(Records excerpted from a collection)

════

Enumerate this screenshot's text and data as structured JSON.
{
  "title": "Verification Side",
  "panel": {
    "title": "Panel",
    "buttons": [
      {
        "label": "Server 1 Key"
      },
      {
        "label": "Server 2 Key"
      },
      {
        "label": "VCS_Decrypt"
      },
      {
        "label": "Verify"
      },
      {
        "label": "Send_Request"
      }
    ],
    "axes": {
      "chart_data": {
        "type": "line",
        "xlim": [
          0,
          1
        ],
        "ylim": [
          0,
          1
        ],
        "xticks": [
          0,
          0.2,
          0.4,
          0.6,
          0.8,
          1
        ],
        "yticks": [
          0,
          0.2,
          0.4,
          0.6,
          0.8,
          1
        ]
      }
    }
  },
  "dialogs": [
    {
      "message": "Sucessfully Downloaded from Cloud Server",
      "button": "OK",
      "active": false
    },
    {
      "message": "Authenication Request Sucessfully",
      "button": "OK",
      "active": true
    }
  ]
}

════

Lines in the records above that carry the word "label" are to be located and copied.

        "label": "Server 1 Key"
        "label": "Server 2 Key"
        "label": "VCS_Decrypt"
        "label": "Verify"
        "label": "Send_Request"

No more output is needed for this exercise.